** Opening Records shown block **
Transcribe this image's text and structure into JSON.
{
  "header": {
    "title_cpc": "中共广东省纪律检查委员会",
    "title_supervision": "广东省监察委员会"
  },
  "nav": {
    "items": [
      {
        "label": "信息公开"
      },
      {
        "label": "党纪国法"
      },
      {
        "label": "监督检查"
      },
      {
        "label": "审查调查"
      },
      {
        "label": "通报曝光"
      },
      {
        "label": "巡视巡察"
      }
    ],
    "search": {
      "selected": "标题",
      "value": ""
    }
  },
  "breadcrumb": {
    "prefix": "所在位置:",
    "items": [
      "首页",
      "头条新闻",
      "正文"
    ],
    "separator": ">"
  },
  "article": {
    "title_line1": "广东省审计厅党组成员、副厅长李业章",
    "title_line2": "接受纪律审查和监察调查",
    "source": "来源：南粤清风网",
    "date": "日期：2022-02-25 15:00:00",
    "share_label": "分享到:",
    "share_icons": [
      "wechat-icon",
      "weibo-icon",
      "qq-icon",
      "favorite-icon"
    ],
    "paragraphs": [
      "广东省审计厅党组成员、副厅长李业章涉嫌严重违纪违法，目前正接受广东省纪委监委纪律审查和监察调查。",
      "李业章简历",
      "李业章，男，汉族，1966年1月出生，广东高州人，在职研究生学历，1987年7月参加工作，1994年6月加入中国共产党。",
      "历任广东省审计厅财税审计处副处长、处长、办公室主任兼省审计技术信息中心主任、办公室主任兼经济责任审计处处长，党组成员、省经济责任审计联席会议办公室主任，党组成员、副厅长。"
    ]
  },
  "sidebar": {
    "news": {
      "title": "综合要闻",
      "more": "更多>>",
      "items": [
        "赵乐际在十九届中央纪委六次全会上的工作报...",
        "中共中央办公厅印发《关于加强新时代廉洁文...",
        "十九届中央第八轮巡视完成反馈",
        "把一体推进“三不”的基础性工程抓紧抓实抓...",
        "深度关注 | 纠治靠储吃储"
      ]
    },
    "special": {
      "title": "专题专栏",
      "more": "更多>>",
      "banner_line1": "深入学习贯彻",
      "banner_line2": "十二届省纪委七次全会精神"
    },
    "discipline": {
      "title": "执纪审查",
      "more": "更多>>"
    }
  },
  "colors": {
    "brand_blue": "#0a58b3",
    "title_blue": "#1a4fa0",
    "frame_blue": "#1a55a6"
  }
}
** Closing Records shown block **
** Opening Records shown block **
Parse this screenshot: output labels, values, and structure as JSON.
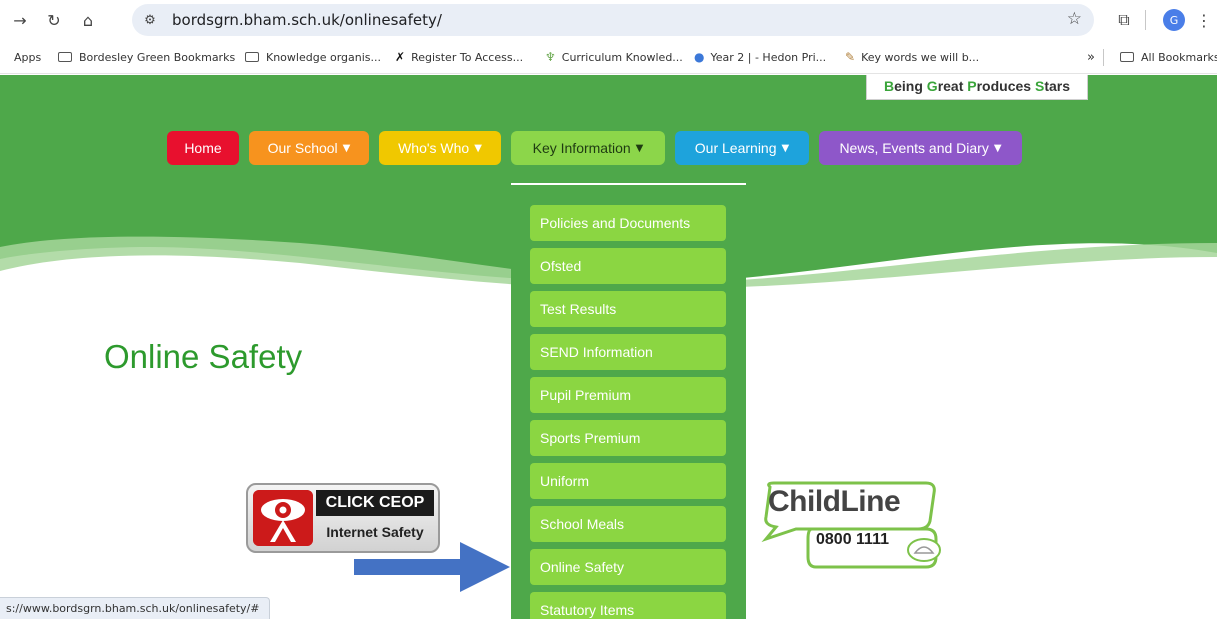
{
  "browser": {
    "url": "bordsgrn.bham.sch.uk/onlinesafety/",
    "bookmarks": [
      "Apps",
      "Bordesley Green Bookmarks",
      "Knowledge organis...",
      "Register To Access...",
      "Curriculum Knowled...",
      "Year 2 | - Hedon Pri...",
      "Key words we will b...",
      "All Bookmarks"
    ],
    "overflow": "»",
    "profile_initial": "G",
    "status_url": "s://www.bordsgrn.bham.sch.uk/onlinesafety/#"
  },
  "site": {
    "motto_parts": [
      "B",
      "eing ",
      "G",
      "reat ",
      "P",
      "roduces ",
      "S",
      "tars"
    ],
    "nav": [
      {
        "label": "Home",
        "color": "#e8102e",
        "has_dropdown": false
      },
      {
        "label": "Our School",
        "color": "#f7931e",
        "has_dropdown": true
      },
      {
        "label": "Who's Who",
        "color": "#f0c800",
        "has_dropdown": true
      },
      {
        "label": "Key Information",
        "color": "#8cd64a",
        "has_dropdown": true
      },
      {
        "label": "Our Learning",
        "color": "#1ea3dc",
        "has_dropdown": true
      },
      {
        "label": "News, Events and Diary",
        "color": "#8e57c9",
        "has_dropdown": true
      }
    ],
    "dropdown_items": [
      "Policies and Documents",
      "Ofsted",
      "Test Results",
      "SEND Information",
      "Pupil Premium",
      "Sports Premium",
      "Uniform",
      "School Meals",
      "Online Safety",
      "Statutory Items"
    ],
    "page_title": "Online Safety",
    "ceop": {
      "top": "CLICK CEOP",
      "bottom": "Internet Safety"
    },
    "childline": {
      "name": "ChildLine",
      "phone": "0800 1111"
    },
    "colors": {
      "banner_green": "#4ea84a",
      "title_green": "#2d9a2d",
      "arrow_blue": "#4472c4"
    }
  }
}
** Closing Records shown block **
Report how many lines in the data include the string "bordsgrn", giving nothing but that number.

2